[Excerpts from an interface dataset]

****************************************

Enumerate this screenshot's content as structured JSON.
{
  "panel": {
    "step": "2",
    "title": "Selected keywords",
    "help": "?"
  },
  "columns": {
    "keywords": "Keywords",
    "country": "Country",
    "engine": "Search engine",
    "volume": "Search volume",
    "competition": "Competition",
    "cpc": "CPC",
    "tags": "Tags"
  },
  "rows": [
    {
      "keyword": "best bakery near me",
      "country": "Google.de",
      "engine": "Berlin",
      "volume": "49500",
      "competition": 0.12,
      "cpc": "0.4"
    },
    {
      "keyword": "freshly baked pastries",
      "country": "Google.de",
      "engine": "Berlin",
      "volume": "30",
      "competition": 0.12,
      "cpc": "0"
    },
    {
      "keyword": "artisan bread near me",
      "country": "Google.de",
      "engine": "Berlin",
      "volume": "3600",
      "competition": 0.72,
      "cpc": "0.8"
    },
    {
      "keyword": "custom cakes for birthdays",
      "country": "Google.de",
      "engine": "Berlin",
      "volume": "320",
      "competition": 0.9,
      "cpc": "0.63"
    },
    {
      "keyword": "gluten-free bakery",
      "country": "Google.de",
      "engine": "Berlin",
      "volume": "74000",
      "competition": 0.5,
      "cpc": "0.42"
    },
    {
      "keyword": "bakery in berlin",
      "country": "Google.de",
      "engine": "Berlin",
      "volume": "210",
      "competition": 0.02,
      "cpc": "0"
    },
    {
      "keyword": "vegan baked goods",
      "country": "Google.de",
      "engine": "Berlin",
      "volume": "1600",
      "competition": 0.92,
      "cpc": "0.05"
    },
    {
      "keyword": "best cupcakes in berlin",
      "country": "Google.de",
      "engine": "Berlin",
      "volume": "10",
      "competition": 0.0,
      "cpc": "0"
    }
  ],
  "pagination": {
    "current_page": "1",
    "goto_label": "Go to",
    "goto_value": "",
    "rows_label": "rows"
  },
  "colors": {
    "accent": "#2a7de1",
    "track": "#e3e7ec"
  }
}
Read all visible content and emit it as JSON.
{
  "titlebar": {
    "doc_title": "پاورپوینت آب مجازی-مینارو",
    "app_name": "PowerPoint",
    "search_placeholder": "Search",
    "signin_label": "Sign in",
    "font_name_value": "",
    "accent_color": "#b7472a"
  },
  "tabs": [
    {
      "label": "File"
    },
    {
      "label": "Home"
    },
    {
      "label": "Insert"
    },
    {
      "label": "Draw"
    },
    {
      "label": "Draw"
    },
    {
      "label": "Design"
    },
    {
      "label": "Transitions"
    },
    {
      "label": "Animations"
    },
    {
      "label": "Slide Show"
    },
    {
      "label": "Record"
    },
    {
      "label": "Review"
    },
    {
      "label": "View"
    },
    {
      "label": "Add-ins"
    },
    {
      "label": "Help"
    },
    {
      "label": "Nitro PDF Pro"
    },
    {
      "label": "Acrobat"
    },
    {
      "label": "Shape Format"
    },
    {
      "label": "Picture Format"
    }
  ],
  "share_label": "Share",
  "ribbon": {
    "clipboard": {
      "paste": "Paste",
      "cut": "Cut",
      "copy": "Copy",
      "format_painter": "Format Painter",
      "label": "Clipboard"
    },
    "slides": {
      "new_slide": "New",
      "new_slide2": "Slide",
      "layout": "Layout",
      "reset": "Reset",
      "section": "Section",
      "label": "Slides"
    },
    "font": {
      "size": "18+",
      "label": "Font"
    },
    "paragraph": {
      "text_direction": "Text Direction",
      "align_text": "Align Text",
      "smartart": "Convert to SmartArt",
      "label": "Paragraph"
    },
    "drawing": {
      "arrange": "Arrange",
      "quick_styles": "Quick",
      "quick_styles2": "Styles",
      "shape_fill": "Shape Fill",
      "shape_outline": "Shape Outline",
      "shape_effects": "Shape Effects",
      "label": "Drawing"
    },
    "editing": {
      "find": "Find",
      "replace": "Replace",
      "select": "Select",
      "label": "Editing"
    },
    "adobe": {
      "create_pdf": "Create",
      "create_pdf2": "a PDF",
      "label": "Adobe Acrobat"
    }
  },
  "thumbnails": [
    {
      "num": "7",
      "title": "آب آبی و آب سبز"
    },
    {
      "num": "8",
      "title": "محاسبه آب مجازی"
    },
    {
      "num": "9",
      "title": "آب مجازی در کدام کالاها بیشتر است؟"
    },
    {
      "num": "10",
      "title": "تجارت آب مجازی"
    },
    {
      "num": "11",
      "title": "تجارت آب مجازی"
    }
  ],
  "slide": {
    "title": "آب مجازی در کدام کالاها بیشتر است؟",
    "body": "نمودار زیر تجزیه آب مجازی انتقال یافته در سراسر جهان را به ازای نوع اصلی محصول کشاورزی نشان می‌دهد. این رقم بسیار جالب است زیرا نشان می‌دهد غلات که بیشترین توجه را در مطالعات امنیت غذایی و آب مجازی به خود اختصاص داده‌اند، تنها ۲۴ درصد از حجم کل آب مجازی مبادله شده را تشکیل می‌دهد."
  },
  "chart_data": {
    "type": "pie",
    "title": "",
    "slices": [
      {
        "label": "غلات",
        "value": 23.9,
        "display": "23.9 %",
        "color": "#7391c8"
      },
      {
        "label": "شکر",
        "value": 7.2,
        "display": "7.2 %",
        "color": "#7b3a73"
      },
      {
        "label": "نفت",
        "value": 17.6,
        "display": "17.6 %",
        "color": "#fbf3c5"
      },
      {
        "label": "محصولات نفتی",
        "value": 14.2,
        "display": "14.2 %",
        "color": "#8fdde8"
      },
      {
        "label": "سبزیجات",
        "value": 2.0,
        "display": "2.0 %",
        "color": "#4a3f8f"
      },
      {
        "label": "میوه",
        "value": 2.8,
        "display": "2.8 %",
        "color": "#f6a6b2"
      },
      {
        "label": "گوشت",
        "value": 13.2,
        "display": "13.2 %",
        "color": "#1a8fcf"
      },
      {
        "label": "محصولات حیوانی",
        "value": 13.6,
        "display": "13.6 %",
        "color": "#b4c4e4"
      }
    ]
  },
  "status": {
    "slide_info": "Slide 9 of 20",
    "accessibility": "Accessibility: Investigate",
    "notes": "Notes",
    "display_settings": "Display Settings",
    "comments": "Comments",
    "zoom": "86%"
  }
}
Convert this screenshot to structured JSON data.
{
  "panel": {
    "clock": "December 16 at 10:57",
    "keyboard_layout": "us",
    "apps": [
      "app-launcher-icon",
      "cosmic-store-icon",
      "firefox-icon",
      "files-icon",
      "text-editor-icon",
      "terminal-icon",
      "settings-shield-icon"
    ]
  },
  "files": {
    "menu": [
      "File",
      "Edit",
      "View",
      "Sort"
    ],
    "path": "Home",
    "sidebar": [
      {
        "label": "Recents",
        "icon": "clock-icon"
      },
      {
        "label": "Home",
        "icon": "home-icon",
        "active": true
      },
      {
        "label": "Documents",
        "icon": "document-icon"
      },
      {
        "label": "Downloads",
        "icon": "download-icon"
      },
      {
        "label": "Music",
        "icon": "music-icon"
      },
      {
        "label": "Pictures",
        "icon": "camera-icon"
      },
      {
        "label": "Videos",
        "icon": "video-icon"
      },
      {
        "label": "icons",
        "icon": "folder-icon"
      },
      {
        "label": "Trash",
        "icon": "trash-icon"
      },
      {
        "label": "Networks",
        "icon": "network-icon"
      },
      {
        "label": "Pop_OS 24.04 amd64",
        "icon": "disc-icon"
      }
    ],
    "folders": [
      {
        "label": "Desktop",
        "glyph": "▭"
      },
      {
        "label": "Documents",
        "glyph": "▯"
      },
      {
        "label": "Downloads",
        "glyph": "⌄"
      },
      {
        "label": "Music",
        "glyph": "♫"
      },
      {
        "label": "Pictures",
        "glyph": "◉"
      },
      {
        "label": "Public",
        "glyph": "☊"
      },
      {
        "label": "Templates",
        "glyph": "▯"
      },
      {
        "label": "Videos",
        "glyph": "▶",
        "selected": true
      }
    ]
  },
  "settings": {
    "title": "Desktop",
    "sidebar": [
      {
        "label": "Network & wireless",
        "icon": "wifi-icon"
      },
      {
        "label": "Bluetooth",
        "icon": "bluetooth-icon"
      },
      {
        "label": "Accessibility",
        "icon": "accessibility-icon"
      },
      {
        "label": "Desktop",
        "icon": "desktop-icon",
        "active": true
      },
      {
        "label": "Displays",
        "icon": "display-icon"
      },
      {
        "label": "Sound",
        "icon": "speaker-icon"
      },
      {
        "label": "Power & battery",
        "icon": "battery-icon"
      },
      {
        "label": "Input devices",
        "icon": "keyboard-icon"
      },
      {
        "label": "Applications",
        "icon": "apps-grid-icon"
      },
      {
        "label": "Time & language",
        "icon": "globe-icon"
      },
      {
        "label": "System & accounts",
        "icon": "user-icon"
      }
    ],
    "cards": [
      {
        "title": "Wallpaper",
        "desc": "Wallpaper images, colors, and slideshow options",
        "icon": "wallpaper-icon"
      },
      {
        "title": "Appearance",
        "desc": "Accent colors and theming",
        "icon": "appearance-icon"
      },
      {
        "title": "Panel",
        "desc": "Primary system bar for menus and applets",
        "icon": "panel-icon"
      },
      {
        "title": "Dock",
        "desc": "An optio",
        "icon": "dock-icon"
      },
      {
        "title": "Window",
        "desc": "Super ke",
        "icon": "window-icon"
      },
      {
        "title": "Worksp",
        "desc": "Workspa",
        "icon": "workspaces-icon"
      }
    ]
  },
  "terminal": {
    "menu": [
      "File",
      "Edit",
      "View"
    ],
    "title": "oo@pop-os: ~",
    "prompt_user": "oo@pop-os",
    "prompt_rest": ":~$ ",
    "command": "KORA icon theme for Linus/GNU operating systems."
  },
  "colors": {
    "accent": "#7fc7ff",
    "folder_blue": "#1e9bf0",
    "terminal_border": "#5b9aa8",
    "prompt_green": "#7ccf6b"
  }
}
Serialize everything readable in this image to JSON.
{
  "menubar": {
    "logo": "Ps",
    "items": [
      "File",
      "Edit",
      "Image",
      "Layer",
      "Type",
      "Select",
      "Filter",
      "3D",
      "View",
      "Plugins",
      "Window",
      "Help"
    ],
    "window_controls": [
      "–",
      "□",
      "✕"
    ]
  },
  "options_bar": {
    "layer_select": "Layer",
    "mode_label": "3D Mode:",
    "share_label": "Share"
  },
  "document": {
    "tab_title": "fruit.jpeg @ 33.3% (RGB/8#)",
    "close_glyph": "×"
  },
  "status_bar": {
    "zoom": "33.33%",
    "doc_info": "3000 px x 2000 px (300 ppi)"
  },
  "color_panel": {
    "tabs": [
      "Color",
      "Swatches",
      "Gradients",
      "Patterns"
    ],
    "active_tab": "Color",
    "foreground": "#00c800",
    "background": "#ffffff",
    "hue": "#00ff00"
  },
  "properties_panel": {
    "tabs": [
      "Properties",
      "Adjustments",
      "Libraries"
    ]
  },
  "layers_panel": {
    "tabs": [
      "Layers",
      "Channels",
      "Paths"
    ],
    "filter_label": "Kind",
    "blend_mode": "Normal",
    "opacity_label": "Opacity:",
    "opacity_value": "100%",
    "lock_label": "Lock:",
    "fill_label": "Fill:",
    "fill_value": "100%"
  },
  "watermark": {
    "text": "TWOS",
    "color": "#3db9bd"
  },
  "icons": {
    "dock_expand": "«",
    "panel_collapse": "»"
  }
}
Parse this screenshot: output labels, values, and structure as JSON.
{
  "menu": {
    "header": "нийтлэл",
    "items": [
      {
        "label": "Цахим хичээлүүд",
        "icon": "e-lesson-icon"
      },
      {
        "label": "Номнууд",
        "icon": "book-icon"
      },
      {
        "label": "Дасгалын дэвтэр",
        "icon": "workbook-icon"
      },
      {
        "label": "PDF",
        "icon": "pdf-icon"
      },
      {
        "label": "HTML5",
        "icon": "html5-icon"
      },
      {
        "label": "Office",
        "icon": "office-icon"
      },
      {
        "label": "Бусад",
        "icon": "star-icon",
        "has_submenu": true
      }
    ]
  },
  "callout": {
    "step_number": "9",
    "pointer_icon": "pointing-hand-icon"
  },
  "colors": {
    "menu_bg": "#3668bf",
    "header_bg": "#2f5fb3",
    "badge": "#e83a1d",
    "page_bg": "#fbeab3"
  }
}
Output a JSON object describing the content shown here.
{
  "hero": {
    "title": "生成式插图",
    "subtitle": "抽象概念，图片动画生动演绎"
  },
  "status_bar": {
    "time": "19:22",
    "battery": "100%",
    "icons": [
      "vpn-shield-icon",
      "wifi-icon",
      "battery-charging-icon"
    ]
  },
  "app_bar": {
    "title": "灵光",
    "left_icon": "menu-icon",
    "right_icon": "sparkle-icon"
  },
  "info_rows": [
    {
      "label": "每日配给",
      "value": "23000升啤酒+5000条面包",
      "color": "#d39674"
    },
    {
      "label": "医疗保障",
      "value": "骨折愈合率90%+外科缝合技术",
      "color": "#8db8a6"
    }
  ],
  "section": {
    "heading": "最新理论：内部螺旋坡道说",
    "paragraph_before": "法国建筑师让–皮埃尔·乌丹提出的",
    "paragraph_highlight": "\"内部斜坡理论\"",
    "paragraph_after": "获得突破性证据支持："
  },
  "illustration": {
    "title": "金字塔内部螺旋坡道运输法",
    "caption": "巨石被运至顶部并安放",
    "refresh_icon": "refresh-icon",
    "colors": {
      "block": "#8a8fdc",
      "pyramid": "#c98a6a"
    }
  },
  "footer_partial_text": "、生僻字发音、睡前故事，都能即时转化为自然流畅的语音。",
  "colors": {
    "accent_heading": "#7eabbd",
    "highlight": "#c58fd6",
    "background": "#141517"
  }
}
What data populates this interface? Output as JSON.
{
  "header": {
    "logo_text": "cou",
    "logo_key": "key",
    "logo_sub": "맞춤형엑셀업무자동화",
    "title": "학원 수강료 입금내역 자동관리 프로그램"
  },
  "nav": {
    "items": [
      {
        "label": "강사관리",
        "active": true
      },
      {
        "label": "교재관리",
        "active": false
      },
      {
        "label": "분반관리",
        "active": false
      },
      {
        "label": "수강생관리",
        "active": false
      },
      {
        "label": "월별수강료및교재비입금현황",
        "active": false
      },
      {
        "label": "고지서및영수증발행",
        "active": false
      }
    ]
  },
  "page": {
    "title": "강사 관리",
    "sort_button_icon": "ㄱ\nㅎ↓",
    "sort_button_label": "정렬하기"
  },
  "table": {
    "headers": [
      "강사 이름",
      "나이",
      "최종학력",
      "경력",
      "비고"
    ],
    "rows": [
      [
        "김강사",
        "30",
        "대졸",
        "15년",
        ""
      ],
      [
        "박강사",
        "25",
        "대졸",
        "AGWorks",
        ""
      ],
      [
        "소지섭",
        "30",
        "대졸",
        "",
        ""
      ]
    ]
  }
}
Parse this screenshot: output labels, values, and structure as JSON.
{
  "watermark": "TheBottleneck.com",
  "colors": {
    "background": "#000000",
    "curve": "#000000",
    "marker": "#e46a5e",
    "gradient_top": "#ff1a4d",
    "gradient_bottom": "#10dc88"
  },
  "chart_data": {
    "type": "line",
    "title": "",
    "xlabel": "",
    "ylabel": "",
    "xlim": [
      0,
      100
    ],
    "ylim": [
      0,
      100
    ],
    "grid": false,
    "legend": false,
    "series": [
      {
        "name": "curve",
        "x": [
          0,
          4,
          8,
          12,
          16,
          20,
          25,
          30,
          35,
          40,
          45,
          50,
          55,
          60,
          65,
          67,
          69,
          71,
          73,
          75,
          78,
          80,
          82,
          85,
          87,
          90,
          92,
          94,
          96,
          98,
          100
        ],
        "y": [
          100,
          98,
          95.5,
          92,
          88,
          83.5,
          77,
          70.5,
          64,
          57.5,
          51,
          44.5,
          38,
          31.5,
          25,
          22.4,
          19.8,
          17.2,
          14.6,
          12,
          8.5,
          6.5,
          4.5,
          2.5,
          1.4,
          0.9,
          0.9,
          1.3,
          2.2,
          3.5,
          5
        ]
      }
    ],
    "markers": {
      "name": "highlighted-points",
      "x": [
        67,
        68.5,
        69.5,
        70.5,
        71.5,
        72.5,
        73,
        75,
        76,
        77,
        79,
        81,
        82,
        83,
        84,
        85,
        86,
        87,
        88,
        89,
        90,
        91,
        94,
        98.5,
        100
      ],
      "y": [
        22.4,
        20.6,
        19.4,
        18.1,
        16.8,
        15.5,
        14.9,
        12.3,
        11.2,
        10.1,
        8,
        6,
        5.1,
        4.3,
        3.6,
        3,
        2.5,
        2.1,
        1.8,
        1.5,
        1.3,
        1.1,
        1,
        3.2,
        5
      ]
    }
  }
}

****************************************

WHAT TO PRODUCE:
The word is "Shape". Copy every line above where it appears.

RESULT OF THIS EXERCISE:
      "label": "Shape Format"
      "shape_fill": "Shape Fill",
      "shape_outline": "Shape Outline",
      "shape_effects": "Shape Effects",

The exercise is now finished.